Some hardware cannot read non-aligned data.
For example Bitmap images
are aligned to 4-bytes from the header and with each scan line in
order to maintain device independence.
I have a number of points to make on this sentence:
The internal organization of bitmap files is not an example of hardware being or not being able to read non-aligned data.
The word "device" in the term "device independence" for bitmaps refers to the display, not to the CPU. Data alignment is an issue that the CPU has to deal with.
The reason for this organization is not in order to maintain device independence. Windows .BMP files (I suppose that's what you mean by "Bitmap images") are 4-byte aligned because the x86 architecture will perform best when reading aligned data. It can, however, read non-aligned data. It just won't perform as fast.
For example you can cause an alignment fault by accessing unaligned
memory as per the example in the wiki. However, does this actually
hold true for files?
Yes and no. Obviously, a CPU could not care less whether a certain file sitting on the disk is or is not aligned. But in order for the file to be of any use at all, it will need to be loaded into memory at some point, right? That's when proper alignment is useful.
If I tried to read data from a binary file(like Bitmaps) at an
non-aligned index will this cause an alignment fault on certain
Yes, it will. But not on any x86 or x64. On a x86 & x64 you will just get sub-optimal performance.
My guess is that it will because Bitmaps safeguard against
Taking file format organizations as hints about potential CPU behaviors is as misguided as taking football team colors as hints about stock market investment decisions.
however is it entirely necessary to take this precaution if I
want to make a binary file or even a piece of code to load that file
Again, regarding "Device Independent",
I presume that by "device independent" you mean "hardware architecture independent", (which actually means "CPU independent",) so the answer here is that it depends on how independent you want to be.

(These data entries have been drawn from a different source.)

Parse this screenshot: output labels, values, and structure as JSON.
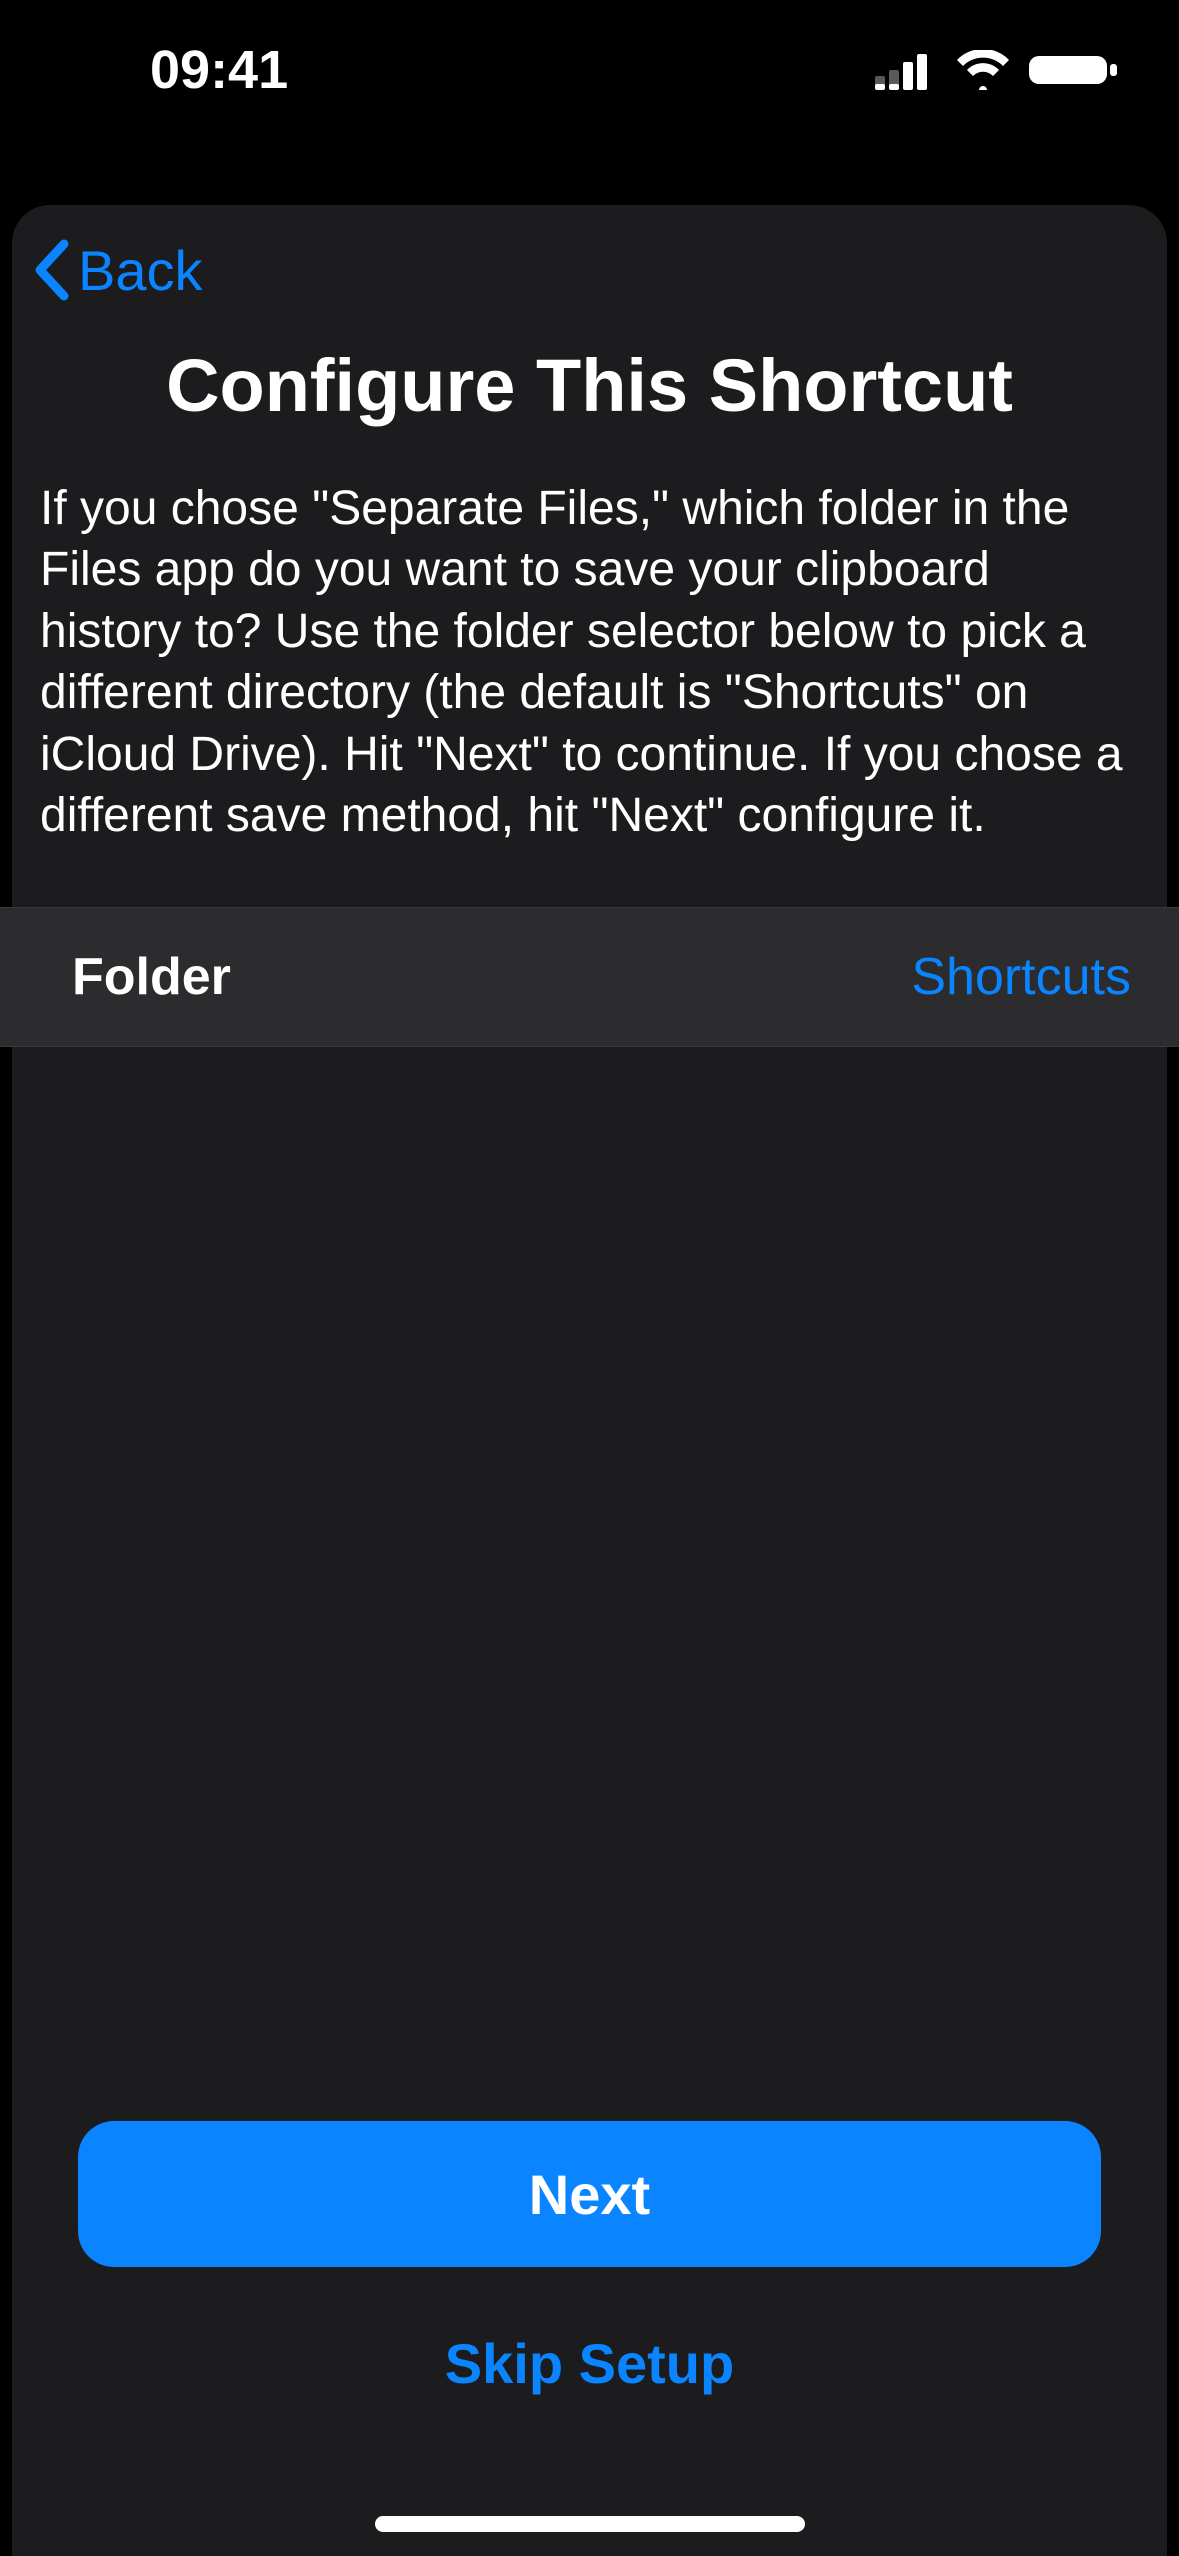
{
  "statusBar": {
    "time": "09:41"
  },
  "nav": {
    "backLabel": "Back"
  },
  "page": {
    "title": "Configure This Shortcut",
    "description": "If you chose \"Separate Files,\" which folder in the Files app do you want to save your clipboard history to? Use the folder selector below to pick a different directory (the default is \"Shortcuts\" on iCloud Drive). Hit \"Next\" to continue. If you chose a different save method, hit \"Next\" configure it."
  },
  "folderRow": {
    "label": "Folder",
    "value": "Shortcuts"
  },
  "actions": {
    "primary": "Next",
    "secondary": "Skip Setup"
  }
}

If you want to be completely independent, then you cannot go with binary files at all.
If you want to be moderately independent, then go ahead with your binary file but make sure to use an alignment of 4 or better yet of 8.
If you want to be just reasonably independent, ignore alignment. It is just a file. If someone has to read it on some weird hardware, they can read it byte by byte.